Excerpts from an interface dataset

____

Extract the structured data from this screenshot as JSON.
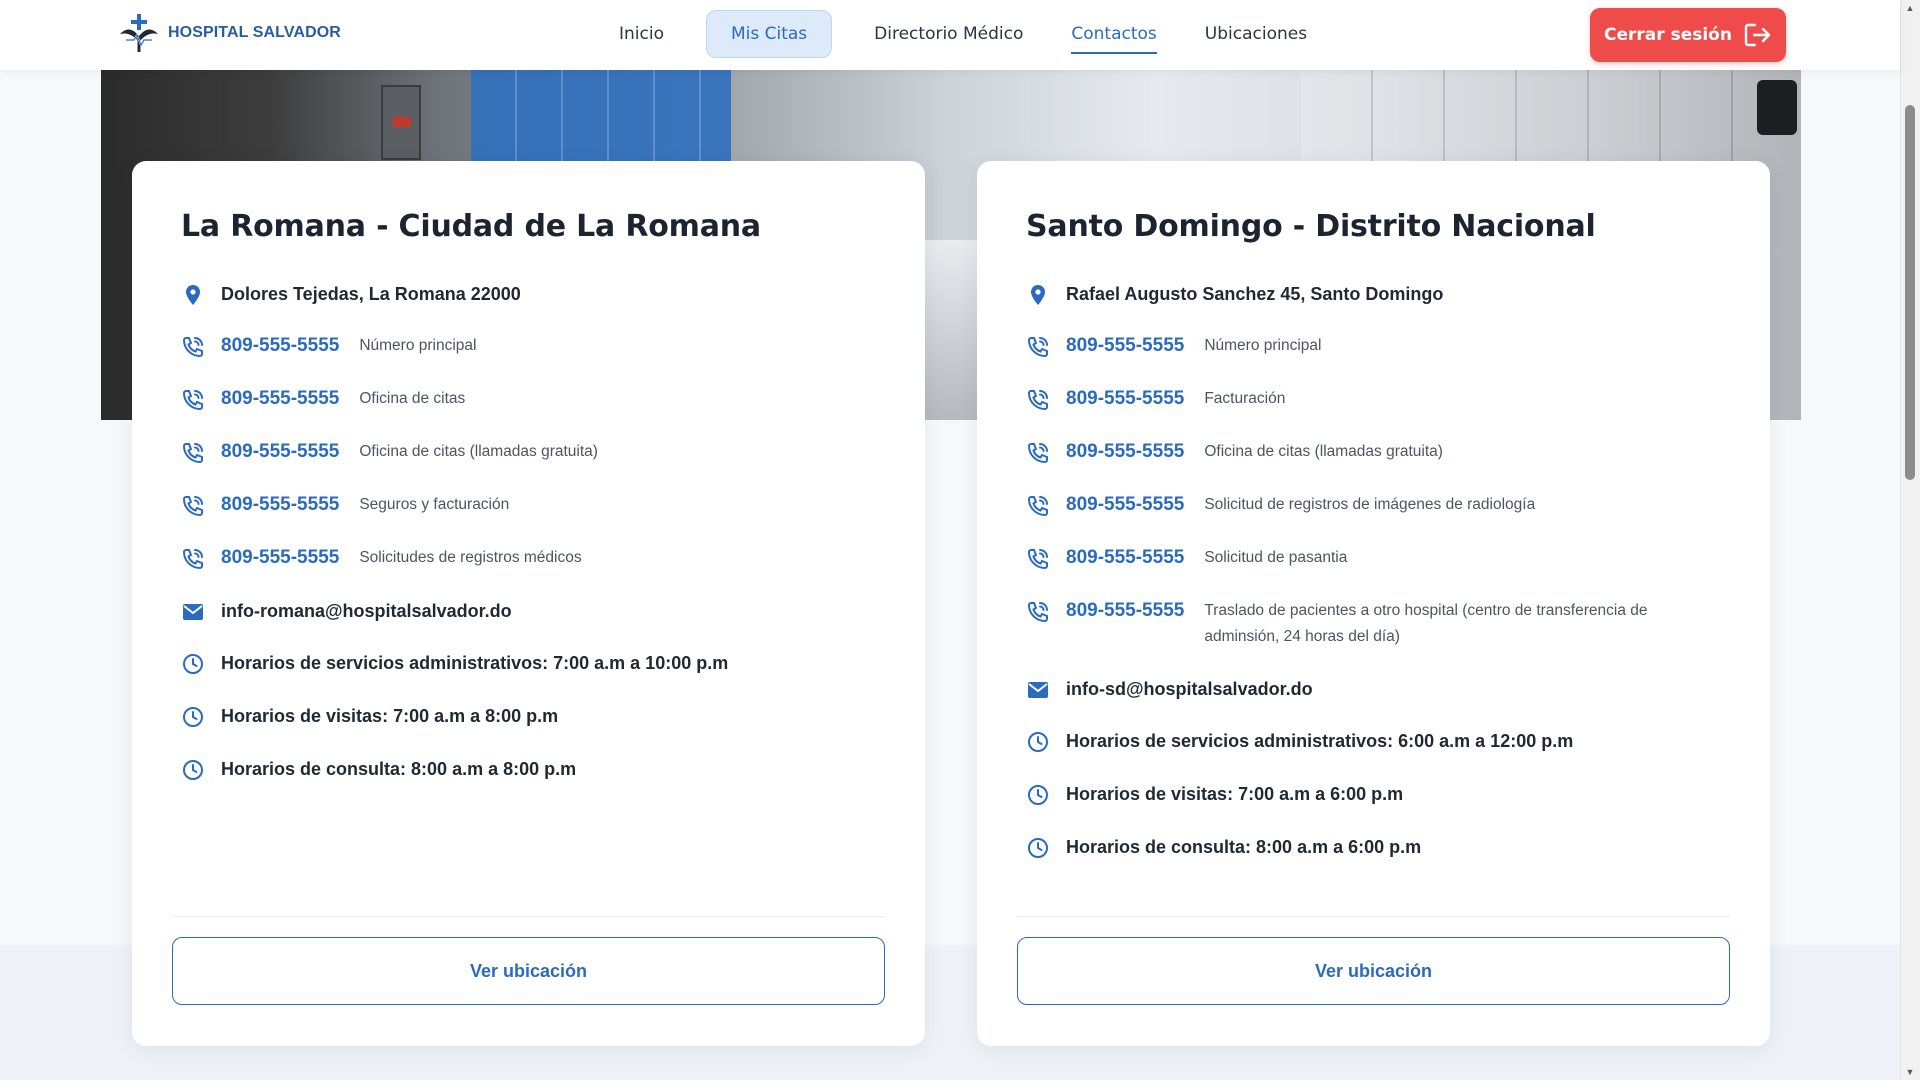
{
  "brand": {
    "name": "HOSPITAL SALVADOR"
  },
  "nav": {
    "items": [
      {
        "label": "Inicio"
      },
      {
        "label": "Mis Citas"
      },
      {
        "label": "Directorio Médico"
      },
      {
        "label": "Contactos"
      },
      {
        "label": "Ubicaciones"
      }
    ],
    "logout_label": "Cerrar sesión"
  },
  "locations": [
    {
      "title": "La Romana - Ciudad de La Romana",
      "address": "Dolores Tejedas, La Romana 22000",
      "phones": [
        {
          "number": "809-555-5555",
          "desc": "Número principal"
        },
        {
          "number": "809-555-5555",
          "desc": "Oficina de citas"
        },
        {
          "number": "809-555-5555",
          "desc": "Oficina de citas (llamadas gratuita)"
        },
        {
          "number": "809-555-5555",
          "desc": "Seguros y facturación"
        },
        {
          "number": "809-555-5555",
          "desc": "Solicitudes de registros médicos"
        }
      ],
      "email": "info-romana@hospitalsalvador.do",
      "hours": [
        "Horarios de servicios administrativos: 7:00 a.m a 10:00 p.m",
        "Horarios de visitas: 7:00 a.m a 8:00 p.m",
        "Horarios de consulta: 8:00 a.m a 8:00 p.m"
      ],
      "button_label": "Ver ubicación"
    },
    {
      "title": "Santo Domingo - Distrito Nacional",
      "address": "Rafael Augusto Sanchez 45, Santo Domingo",
      "phones": [
        {
          "number": "809-555-5555",
          "desc": "Número principal"
        },
        {
          "number": "809-555-5555",
          "desc": "Facturación"
        },
        {
          "number": "809-555-5555",
          "desc": "Oficina de citas (llamadas gratuita)"
        },
        {
          "number": "809-555-5555",
          "desc": "Solicitud de registros de imágenes de radiología"
        },
        {
          "number": "809-555-5555",
          "desc": "Solicitud de pasantia"
        },
        {
          "number": "809-555-5555",
          "desc": "Traslado de pacientes a otro hospital (centro de transferencia de adminsión, 24 horas del día)"
        }
      ],
      "email": "info-sd@hospitalsalvador.do",
      "hours": [
        "Horarios de servicios administrativos: 6:00 a.m a 12:00 p.m",
        "Horarios de visitas: 7:00 a.m a 6:00 p.m",
        "Horarios de consulta: 8:00 a.m a 6:00 p.m"
      ],
      "button_label": "Ver ubicación"
    }
  ],
  "colors": {
    "primary": "#2a6bbf",
    "logout": "#ef4b4b",
    "nav_active_bg": "#dceaf9"
  },
  "icons": {
    "address": "map-pin-icon",
    "phone": "phone-call-icon",
    "email": "mail-icon",
    "hours": "clock-icon",
    "logout": "logout-icon"
  }
}
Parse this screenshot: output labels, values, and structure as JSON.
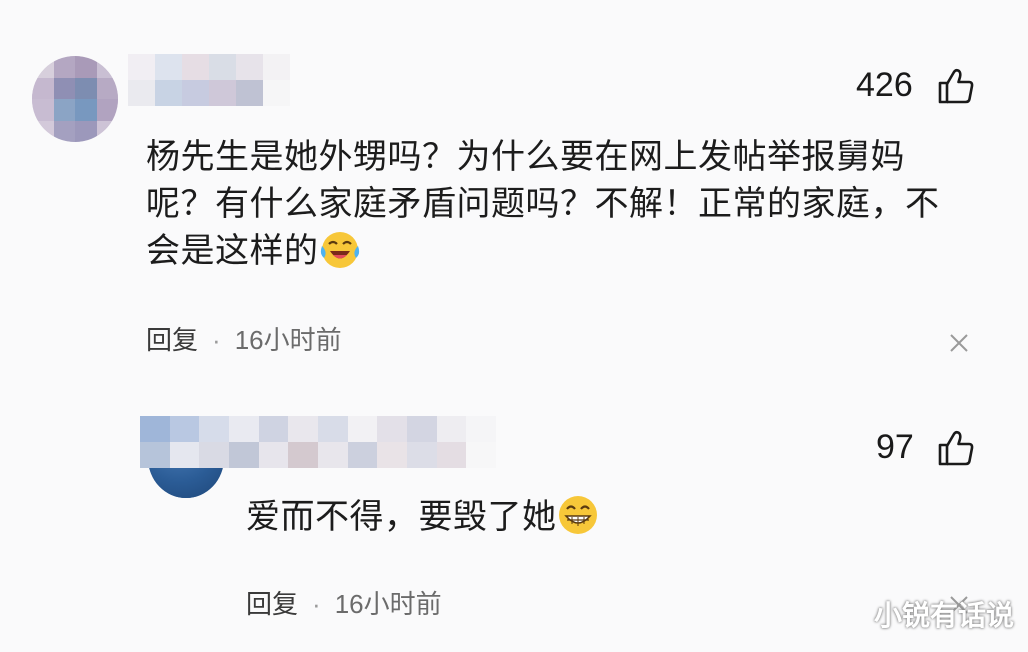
{
  "comments": [
    {
      "likes": "426",
      "text": "杨先生是她外甥吗？为什么要在网上发帖举报舅妈呢？有什么家庭矛盾问题吗？不解！正常的家庭，不会是这样的",
      "emoji": "laughing-crying-emoji",
      "reply_label": "回复",
      "separator": "·",
      "time": "16小时前"
    },
    {
      "likes": "97",
      "text": "爱而不得，要毁了她",
      "emoji": "grinning-emoji",
      "reply_label": "回复",
      "separator": "·",
      "time": "16小时前"
    }
  ],
  "watermark": "小锐有话说",
  "colors": {
    "background": "#fafafb",
    "text": "#1c1c1c",
    "meta": "#6b6b6b",
    "emoji_yellow": "#f7c739"
  }
}
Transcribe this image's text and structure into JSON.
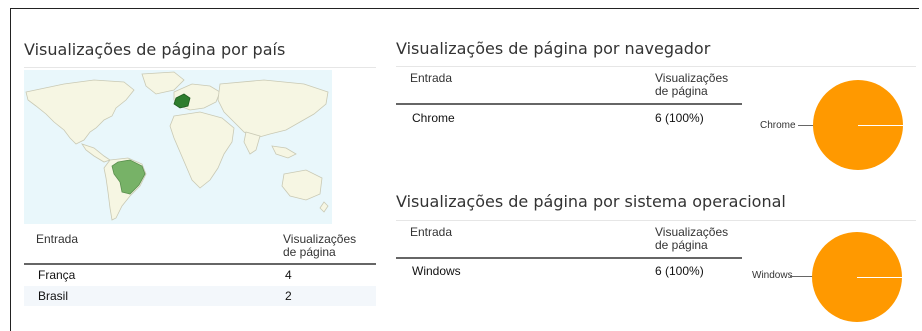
{
  "country": {
    "title": "Visualizações de página por país",
    "table": {
      "headers": {
        "entry": "Entrada",
        "views_line1": "Visualizações",
        "views_line2": "de página"
      },
      "rows": [
        {
          "entry": "França",
          "views": "4"
        },
        {
          "entry": "Brasil",
          "views": "2"
        }
      ]
    },
    "map_colors": {
      "ocean": "#e9f7fb",
      "land": "#f6f6e3",
      "france": "#2e7d2e",
      "brasil": "#77b267"
    }
  },
  "browser": {
    "title": "Visualizações de página por navegador",
    "table": {
      "headers": {
        "entry": "Entrada",
        "views_line1": "Visualizações",
        "views_line2": "de página"
      },
      "rows": [
        {
          "entry": "Chrome",
          "views": "6 (100%)"
        }
      ]
    },
    "chart_data": {
      "type": "pie",
      "labels": [
        "Chrome"
      ],
      "values": [
        6
      ],
      "colors": [
        "#ff9900"
      ]
    }
  },
  "os": {
    "title": "Visualizações de página por sistema operacional",
    "table": {
      "headers": {
        "entry": "Entrada",
        "views_line1": "Visualizações",
        "views_line2": "de página"
      },
      "rows": [
        {
          "entry": "Windows",
          "views": "6 (100%)"
        }
      ]
    },
    "chart_data": {
      "type": "pie",
      "labels": [
        "Windows"
      ],
      "values": [
        6
      ],
      "colors": [
        "#ff9900"
      ]
    }
  }
}
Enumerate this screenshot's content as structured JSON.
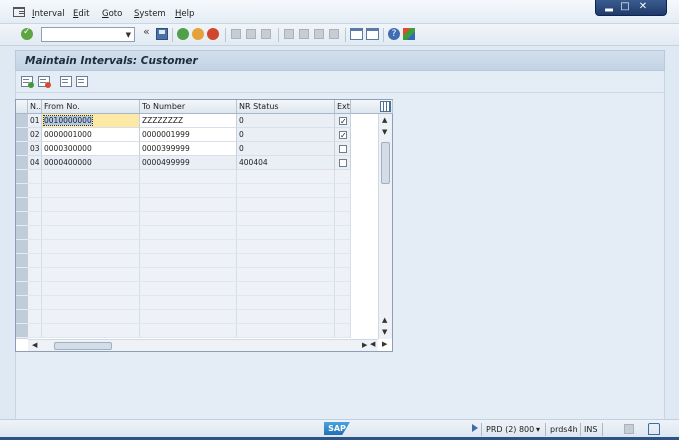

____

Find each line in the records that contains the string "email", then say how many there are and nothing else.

SOLUTION BELOW -
3